____ Data records

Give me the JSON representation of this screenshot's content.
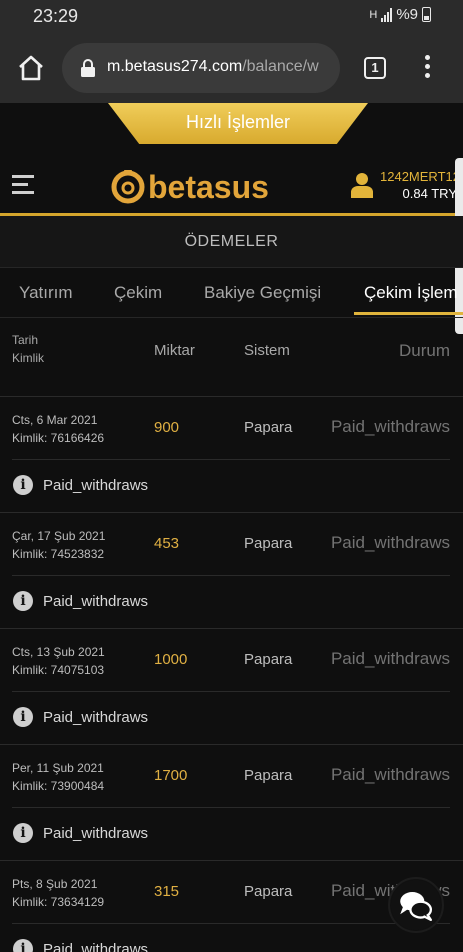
{
  "status_bar": {
    "time": "23:29",
    "network": "H",
    "battery": "%9"
  },
  "browser": {
    "url_host": "m.betasus274.com",
    "url_path": "/balance/w",
    "tab_count": "1"
  },
  "quick_actions": {
    "label": "Hızlı İşlemler"
  },
  "header": {
    "logo_text": "betasus",
    "username": "1242MERT12",
    "balance": "0.84 TRY"
  },
  "page": {
    "title": "ÖDEMELER"
  },
  "tabs": [
    {
      "label": "Yatırım"
    },
    {
      "label": "Çekim"
    },
    {
      "label": "Bakiye Geçmişi"
    },
    {
      "label": "Çekim İşlem"
    }
  ],
  "table": {
    "headers": {
      "date": "Tarih",
      "id": "Kimlik",
      "amount": "Miktar",
      "system": "Sistem",
      "status": "Durum"
    },
    "rows": [
      {
        "date": "Cts, 6 Mar 2021",
        "id": "Kimlik: 76166426",
        "amount": "900",
        "system": "Papara",
        "status": "Paid_withdraws",
        "note": "Paid_withdraws"
      },
      {
        "date": "Çar, 17 Şub 2021",
        "id": "Kimlik: 74523832",
        "amount": "453",
        "system": "Papara",
        "status": "Paid_withdraws",
        "note": "Paid_withdraws"
      },
      {
        "date": "Cts, 13 Şub 2021",
        "id": "Kimlik: 74075103",
        "amount": "1000",
        "system": "Papara",
        "status": "Paid_withdraws",
        "note": "Paid_withdraws"
      },
      {
        "date": "Per, 11 Şub 2021",
        "id": "Kimlik: 73900484",
        "amount": "1700",
        "system": "Papara",
        "status": "Paid_withdraws",
        "note": "Paid_withdraws"
      },
      {
        "date": "Pts, 8 Şub 2021",
        "id": "Kimlik: 73634129",
        "amount": "315",
        "system": "Papara",
        "status": "Paid_withdraws",
        "note": "Paid_withdraws"
      }
    ]
  },
  "icons": {
    "home": "home-icon",
    "lock": "lock-icon",
    "menu": "more-vert-icon",
    "burger": "hamburger-icon",
    "user": "user-icon",
    "info": "info-icon",
    "chat": "chat-icon"
  },
  "colors": {
    "accent": "#d4a52c",
    "background": "#0f0f0f",
    "amount": "#e0b043",
    "status": "#737373"
  }
}
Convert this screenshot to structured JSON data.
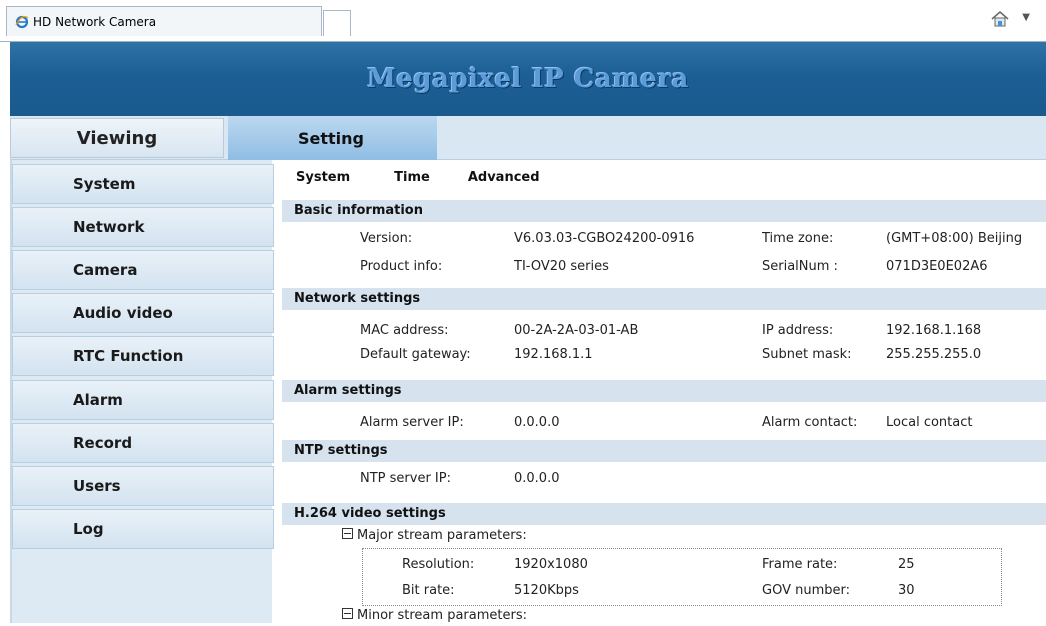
{
  "browser": {
    "tab_title": "HD Network Camera"
  },
  "banner": {
    "title": "Megapixel IP Camera"
  },
  "nav": {
    "viewing": "Viewing",
    "setting": "Setting"
  },
  "sidebar": {
    "items": [
      {
        "label": "System"
      },
      {
        "label": "Network"
      },
      {
        "label": "Camera"
      },
      {
        "label": "Audio video"
      },
      {
        "label": "RTC Function"
      },
      {
        "label": "Alarm"
      },
      {
        "label": "Record"
      },
      {
        "label": "Users"
      },
      {
        "label": "Log"
      }
    ]
  },
  "subtabs": [
    "System",
    "Time",
    "Advanced"
  ],
  "basic": {
    "heading": "Basic information",
    "version_label": "Version:",
    "version": "V6.03.03-CGBO24200-0916",
    "timezone_label": "Time zone:",
    "timezone": "(GMT+08:00) Beijing",
    "product_label": "Product info:",
    "product": "TI-OV20 series",
    "serial_label": "SerialNum :",
    "serial": "071D3E0E02A6"
  },
  "network": {
    "heading": "Network settings",
    "mac_label": "MAC address:",
    "mac": "00-2A-2A-03-01-AB",
    "ip_label": "IP address:",
    "ip": "192.168.1.168",
    "gw_label": "Default gateway:",
    "gw": "192.168.1.1",
    "mask_label": "Subnet mask:",
    "mask": "255.255.255.0"
  },
  "alarm": {
    "heading": "Alarm settings",
    "server_label": "Alarm server IP:",
    "server": "0.0.0.0",
    "contact_label": "Alarm contact:",
    "contact": "Local contact"
  },
  "ntp": {
    "heading": "NTP settings",
    "server_label": "NTP server IP:",
    "server": "0.0.0.0"
  },
  "h264": {
    "heading": "H.264 video settings",
    "major_label": "Major stream parameters:",
    "res_label": "Resolution:",
    "res": "1920x1080",
    "fps_label": "Frame rate:",
    "fps": "25",
    "bitrate_label": "Bit rate:",
    "bitrate": "5120Kbps",
    "gov_label": "GOV number:",
    "gov": "30",
    "minor_label": "Minor stream parameters:"
  }
}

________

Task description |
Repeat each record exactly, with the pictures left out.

Finished task |
Give me the JSON representation of this screenshot's content.
{
  "status_bar": {
    "time": "23:29",
    "network": "H",
    "battery": "%9"
  },
  "browser": {
    "url_host": "m.betasus274.com",
    "url_path": "/balance/w",
    "tab_count": "1"
  },
  "quick_actions": {
    "label": "Hızlı İşlemler"
  },
  "header": {
    "logo_text": "betasus",
    "username": "1242MERT12",
    "balance": "0.84 TRY"
  },
  "page": {
    "title": "ÖDEMELER"
  },
  "tabs": [
    {
      "label": "Yatırım"
    },
    {
      "label": "Çekim"
    },
    {
      "label": "Bakiye Geçmişi"
    },
    {
      "label": "Çekim İşlem"
    }
  ],
  "table": {
    "headers": {
      "date": "Tarih",
      "id": "Kimlik",
      "amount": "Miktar",
      "system": "Sistem",
      "status": "Durum"
    },
    "rows": [
      {
        "date": "Cts, 6 Mar 2021",
        "id": "Kimlik: 76166426",
        "amount": "900",
        "system": "Papara",
        "status": "Paid_withdraws",
        "note": "Paid_withdraws"
      },
      {
        "date": "Çar, 17 Şub 2021",
        "id": "Kimlik: 74523832",
        "amount": "453",
        "system": "Papara",
        "status": "Paid_withdraws",
        "note": "Paid_withdraws"
      },
      {
        "date": "Cts, 13 Şub 2021",
        "id": "Kimlik: 74075103",
        "amount": "1000",
        "system": "Papara",
        "status": "Paid_withdraws",
        "note": "Paid_withdraws"
      },
      {
        "date": "Per, 11 Şub 2021",
        "id": "Kimlik: 73900484",
        "amount": "1700",
        "system": "Papara",
        "status": "Paid_withdraws",
        "note": "Paid_withdraws"
      },
      {
        "date": "Pts, 8 Şub 2021",
        "id": "Kimlik: 73634129",
        "amount": "315",
        "system": "Papara",
        "status": "Paid_withdraws",
        "note": "Paid_withdraws"
      }
    ]
  },
  "icons": {
    "home": "home-icon",
    "lock": "lock-icon",
    "menu": "more-vert-icon",
    "burger": "hamburger-icon",
    "user": "user-icon",
    "info": "info-icon",
    "chat": "chat-icon"
  },
  "colors": {
    "accent": "#d4a52c",
    "background": "#0f0f0f",
    "amount": "#e0b043",
    "status": "#737373"
  }
}
Convert this screenshot to structured JSON data.
{
  "browser": {
    "tab_title": "HD Network Camera"
  },
  "banner": {
    "title": "Megapixel IP Camera"
  },
  "nav": {
    "viewing": "Viewing",
    "setting": "Setting"
  },
  "sidebar": {
    "items": [
      {
        "label": "System"
      },
      {
        "label": "Network"
      },
      {
        "label": "Camera"
      },
      {
        "label": "Audio video"
      },
      {
        "label": "RTC Function"
      },
      {
        "label": "Alarm"
      },
      {
        "label": "Record"
      },
      {
        "label": "Users"
      },
      {
        "label": "Log"
      }
    ]
  },
  "subtabs": [
    "System",
    "Time",
    "Advanced"
  ],
  "basic": {
    "heading": "Basic information",
    "version_label": "Version:",
    "version": "V6.03.03-CGBO24200-0916",
    "timezone_label": "Time zone:",
    "timezone": "(GMT+08:00) Beijing",
    "product_label": "Product info:",
    "product": "TI-OV20 series",
    "serial_label": "SerialNum :",
    "serial": "071D3E0E02A6"
  },
  "network": {
    "heading": "Network settings",
    "mac_label": "MAC address:",
    "mac": "00-2A-2A-03-01-AB",
    "ip_label": "IP address:",
    "ip": "192.168.1.168",
    "gw_label": "Default gateway:",
    "gw": "192.168.1.1",
    "mask_label": "Subnet mask:",
    "mask": "255.255.255.0"
  },
  "alarm": {
    "heading": "Alarm settings",
    "server_label": "Alarm server IP:",
    "server": "0.0.0.0",
    "contact_label": "Alarm contact:",
    "contact": "Local contact"
  },
  "ntp": {
    "heading": "NTP settings",
    "server_label": "NTP server IP:",
    "server": "0.0.0.0"
  },
  "h264": {
    "heading": "H.264 video settings",
    "major_label": "Major stream parameters:",
    "res_label": "Resolution:",
    "res": "1920x1080",
    "fps_label": "Frame rate:",
    "fps": "25",
    "bitrate_label": "Bit rate:",
    "bitrate": "5120Kbps",
    "gov_label": "GOV number:",
    "gov": "30",
    "minor_label": "Minor stream parameters:"
  }
}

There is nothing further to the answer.